  • Darksinger
I have no relationship with anyone connected with this book - it just sounds like I do. We stumbled across this book- and have now bought more than 12 copies for our key staff over three years. IT IS the BEST TRAINING BOOK for RETAIL MANAGERS I HAVE EVER SEEN. Whoops - sorry I get excited - but you get my point.
It is NOT about Wal-Mart - it is about being smart in operating your own business - and when you are smart - you have a much better chance of success.
Every chapter is solid with good info -- no fluff.
Try it
  • Buzalas
I can see that this book may have added value in 1994, but it is entirely out-dated at this point. The copywrite itself is from 1994, and the examples are dated back to that point. I am interested in seeing if the customer examples they list are actually still in business. Although I am sure they are, the techniques recommended in this book are only 1/2 the story for a modern day business. Perhaps the authors could update the book, with new statistics for the Wal-Mart's of the world, along with strategies to succeed on the Internet. It is a little strange to read a book that talks about how important it is to fax, and to trim phone bills by dialing after 11pm... as I said, this book is for the dinosaurs.
  • Doulkree
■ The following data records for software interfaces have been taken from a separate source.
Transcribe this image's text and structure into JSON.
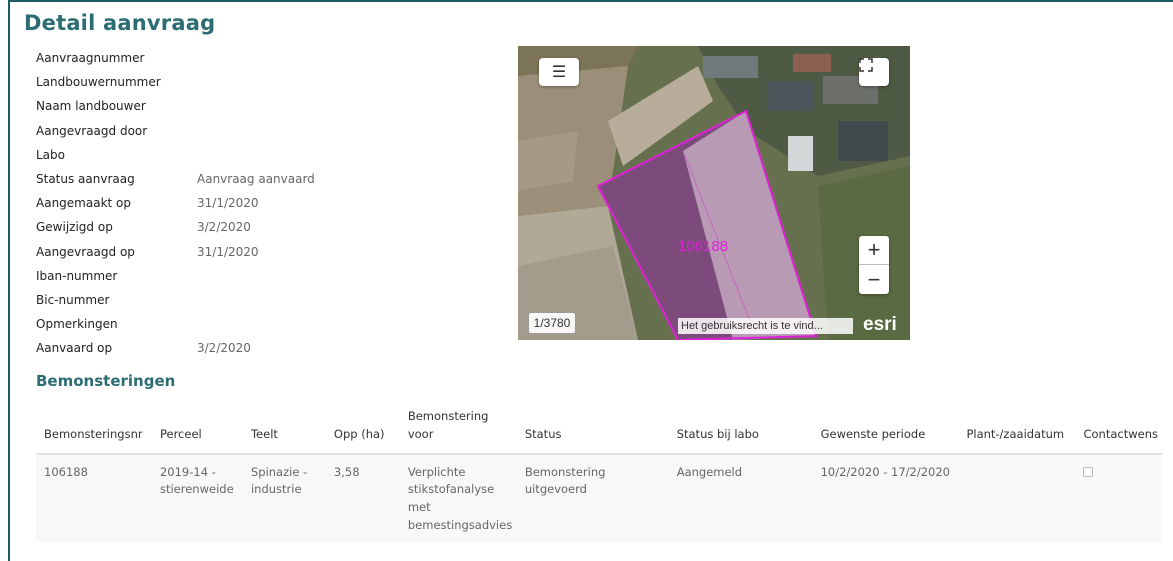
{
  "page": {
    "title": "Detail aanvraag"
  },
  "details": [
    {
      "label": "Aanvraagnummer",
      "value": ""
    },
    {
      "label": "Landbouwernummer",
      "value": ""
    },
    {
      "label": "Naam landbouwer",
      "value": ""
    },
    {
      "label": "Aangevraagd door",
      "value": ""
    },
    {
      "label": "Labo",
      "value": ""
    },
    {
      "label": "Status aanvraag",
      "value": "Aanvraag aanvaard"
    },
    {
      "label": "Aangemaakt op",
      "value": "31/1/2020"
    },
    {
      "label": "Gewijzigd op",
      "value": "3/2/2020"
    },
    {
      "label": "Aangevraagd op",
      "value": "31/1/2020"
    },
    {
      "label": "Iban-nummer",
      "value": ""
    },
    {
      "label": "Bic-nummer",
      "value": ""
    },
    {
      "label": "Opmerkingen",
      "value": ""
    },
    {
      "label": "Aanvaard op",
      "value": "3/2/2020"
    }
  ],
  "map": {
    "layers_icon": "list-icon",
    "fullscreen_icon": "expand-icon",
    "zoom_in": "+",
    "zoom_out": "−",
    "scale": "1/3780",
    "attribution": "Het gebruiksrecht is te vind...",
    "logo": "esri",
    "parcel_label": "106188",
    "parcel_color": "#e020d8"
  },
  "section": {
    "title": "Bemonsteringen"
  },
  "table": {
    "headers": [
      "Bemonsteringsnr",
      "Perceel",
      "Teelt",
      "Opp (ha)",
      "Bemonstering voor",
      "Status",
      "Status bij labo",
      "Gewenste periode",
      "Plant-/zaaidatum",
      "Contactwens"
    ],
    "rows": [
      {
        "nr": "106188",
        "perceel": "2019-14 - stierenweide",
        "teelt": "Spinazie - industrie",
        "opp": "3,58",
        "voor": "Verplichte stikstofanalyse met bemestingsadvies",
        "status": "Bemonstering uitgevoerd",
        "status_labo": "Aangemeld",
        "periode": "10/2/2020 - 17/2/2020",
        "datum": "",
        "contactwens": false
      }
    ]
  }
}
This book covers everything you need to know about marketing and customer service for the large or small retail store. It's written in a easy to read style and gives ideas that can be used immediatly. Its help in developing our employee manual. I strongly recomend it!